This randomized clinical trial compared postoperative discomfort after onychectomy in cats receiving either transdermal fentanyl (TDF) applied 18 to 24 hours before surgery or intramuscular injection of butorphanol at the time of sedation and at 0, 4, 8, and 12 hours after surgery. Cats were between 2.2 kg (4.84 lb) and 4.3 kg (9.46 lb) and scored for pain at 2, 4, 8, 12, 24, 36, and 48 hours after surgery. Observers were trained and consistent relative to one another and within their own observations. In addition to subjectively scoring pain, investigators measured TDF and butorphanol using plasma cortisol concentration as an objective index. Results indicated that plasma cortisol may not be a consistent measure of analgesic efficacy in cats. It had been hypothesized that TDF would provide more effective and longer lasting analgesia; however, results indicated that both analgesics provided similar relief or lack thereof for 12 hours after surgery. TDF showed a lower pain score only at 8 hours after surgery. The primary advantages for TDF were providing continuous noninvasive delivery that was easy to apply and well tolerated, although subjectively cats in this group were rated as friendlier than cats in the butorphanol group. Its main drawback is that TDF is twice as expensive as butorphanol. 

COMMENTARY: This research compares postoperative discomfort in cats with TDF versus butorphanol and reports that there was not a significant difference in pain relief between the two. Preference and cost would seem to dictate which to use among these choices.

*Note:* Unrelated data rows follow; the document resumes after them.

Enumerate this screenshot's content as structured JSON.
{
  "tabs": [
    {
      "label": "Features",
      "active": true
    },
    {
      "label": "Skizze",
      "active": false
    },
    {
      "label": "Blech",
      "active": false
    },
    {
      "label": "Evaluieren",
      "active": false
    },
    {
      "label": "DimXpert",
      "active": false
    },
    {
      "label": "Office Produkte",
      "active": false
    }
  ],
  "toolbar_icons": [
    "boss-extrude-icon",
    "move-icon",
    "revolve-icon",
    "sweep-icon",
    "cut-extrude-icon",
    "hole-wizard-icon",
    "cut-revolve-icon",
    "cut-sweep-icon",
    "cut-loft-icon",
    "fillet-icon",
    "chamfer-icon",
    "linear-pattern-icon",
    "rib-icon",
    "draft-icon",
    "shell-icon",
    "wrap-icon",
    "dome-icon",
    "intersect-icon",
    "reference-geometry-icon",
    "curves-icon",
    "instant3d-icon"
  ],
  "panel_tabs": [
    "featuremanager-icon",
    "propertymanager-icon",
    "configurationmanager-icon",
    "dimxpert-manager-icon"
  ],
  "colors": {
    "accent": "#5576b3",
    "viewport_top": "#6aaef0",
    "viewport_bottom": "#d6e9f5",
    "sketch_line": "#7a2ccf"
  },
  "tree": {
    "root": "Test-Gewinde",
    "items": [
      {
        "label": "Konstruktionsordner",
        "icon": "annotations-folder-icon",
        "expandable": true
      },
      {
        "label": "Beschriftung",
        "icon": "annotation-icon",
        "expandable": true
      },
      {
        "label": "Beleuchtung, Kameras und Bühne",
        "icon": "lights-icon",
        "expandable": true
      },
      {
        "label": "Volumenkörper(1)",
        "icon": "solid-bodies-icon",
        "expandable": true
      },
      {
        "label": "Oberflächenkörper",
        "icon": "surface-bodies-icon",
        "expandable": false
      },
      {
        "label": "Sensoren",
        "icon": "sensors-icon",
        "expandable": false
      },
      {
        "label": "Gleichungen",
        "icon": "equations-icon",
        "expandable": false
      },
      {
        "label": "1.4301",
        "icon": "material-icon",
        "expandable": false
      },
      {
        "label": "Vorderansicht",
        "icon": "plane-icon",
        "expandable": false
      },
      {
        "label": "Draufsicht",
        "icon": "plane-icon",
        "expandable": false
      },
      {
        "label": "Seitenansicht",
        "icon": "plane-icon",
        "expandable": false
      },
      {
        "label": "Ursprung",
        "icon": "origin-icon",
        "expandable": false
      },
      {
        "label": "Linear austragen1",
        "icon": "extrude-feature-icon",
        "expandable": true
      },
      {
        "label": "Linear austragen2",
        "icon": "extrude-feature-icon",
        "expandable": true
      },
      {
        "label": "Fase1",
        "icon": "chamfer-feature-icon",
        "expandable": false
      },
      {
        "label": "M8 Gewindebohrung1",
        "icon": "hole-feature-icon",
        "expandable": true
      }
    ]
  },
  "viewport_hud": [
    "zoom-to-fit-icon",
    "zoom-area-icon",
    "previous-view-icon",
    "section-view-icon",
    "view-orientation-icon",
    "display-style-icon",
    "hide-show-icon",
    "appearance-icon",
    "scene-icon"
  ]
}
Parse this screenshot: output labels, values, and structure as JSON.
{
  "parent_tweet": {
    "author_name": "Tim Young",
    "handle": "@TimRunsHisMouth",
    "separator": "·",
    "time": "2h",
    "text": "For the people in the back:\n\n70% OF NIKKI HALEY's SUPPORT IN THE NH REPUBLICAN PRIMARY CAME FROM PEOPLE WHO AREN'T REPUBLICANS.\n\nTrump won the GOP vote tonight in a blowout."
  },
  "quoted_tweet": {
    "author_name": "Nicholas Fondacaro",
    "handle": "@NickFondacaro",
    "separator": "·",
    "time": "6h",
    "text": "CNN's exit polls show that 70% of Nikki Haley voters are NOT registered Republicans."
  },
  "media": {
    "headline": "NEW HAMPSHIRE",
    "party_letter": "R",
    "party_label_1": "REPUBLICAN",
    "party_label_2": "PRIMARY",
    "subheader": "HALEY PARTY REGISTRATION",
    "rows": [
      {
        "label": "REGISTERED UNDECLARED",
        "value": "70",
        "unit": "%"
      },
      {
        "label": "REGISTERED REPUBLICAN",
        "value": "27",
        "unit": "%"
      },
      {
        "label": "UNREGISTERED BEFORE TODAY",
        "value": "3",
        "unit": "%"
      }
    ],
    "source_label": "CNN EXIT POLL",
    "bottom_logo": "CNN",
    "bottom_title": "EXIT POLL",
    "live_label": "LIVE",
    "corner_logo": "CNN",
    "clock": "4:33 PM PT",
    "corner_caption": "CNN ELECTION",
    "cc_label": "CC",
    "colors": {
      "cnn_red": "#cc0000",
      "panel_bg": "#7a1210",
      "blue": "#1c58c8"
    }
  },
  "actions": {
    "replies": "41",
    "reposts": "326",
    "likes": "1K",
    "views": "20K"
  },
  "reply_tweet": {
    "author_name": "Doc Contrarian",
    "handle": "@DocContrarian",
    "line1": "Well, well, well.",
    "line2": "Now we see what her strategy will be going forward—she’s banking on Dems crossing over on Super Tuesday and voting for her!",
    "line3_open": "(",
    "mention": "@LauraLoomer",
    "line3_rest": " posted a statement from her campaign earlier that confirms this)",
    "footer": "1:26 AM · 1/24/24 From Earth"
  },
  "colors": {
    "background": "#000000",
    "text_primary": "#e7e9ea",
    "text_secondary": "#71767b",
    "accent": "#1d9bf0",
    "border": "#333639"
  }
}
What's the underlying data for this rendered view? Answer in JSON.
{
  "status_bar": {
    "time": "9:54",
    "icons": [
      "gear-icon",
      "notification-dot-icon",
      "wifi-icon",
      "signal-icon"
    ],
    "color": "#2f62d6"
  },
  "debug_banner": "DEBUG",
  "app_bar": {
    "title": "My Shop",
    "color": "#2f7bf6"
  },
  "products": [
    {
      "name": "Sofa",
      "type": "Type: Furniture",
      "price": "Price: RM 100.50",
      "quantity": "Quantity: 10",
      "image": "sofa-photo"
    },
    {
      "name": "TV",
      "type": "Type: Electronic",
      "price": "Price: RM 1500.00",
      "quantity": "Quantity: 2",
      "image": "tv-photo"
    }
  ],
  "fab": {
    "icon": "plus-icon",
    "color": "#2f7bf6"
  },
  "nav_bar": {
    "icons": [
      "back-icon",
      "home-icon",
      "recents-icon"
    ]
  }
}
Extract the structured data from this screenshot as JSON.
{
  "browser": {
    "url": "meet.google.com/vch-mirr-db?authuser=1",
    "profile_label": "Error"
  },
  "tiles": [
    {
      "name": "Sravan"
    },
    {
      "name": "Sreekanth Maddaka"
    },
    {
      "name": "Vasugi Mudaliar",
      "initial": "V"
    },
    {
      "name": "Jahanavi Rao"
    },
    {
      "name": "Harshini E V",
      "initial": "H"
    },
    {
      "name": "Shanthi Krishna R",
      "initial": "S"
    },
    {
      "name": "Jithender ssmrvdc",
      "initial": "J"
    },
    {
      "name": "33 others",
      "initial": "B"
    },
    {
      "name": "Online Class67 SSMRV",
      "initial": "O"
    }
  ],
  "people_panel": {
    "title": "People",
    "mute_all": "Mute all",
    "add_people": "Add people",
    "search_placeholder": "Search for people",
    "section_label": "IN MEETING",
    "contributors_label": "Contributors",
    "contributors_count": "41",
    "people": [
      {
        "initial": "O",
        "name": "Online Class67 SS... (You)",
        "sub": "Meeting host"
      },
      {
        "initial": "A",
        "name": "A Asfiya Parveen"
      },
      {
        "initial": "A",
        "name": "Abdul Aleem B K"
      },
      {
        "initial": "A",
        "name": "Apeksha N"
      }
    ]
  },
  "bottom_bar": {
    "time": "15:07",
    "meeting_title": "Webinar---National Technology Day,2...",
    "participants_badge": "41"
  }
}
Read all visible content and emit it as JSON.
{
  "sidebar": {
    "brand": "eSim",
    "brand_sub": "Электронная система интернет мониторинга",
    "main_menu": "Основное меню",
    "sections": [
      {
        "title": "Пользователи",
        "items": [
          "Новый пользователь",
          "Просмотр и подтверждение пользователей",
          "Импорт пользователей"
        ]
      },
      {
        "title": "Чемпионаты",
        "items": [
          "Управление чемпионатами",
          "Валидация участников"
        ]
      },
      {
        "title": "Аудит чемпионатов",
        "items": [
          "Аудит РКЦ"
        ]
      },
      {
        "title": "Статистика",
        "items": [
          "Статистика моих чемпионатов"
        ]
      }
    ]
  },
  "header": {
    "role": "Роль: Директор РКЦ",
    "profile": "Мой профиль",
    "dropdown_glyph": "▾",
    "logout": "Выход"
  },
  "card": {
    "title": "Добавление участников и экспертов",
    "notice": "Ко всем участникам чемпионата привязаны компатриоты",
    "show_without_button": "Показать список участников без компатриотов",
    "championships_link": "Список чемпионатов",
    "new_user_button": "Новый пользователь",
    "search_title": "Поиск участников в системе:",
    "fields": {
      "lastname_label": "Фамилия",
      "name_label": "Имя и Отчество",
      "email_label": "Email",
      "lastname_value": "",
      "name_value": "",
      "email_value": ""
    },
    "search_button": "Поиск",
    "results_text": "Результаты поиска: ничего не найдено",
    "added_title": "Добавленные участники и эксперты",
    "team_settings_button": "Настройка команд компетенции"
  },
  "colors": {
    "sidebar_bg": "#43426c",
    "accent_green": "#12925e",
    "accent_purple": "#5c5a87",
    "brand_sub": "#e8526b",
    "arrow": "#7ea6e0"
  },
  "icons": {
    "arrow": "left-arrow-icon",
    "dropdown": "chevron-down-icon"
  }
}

Comparison of transdermal administration of fentanyl versus intramuscular administration of butorphanol for analgesia after onychectomy in cats. Gellasch KL, Kruse-Elliott KT, Osmond CS, Shih ANC, Bjorling DE. JAVMA 220:1020-1024, 2002.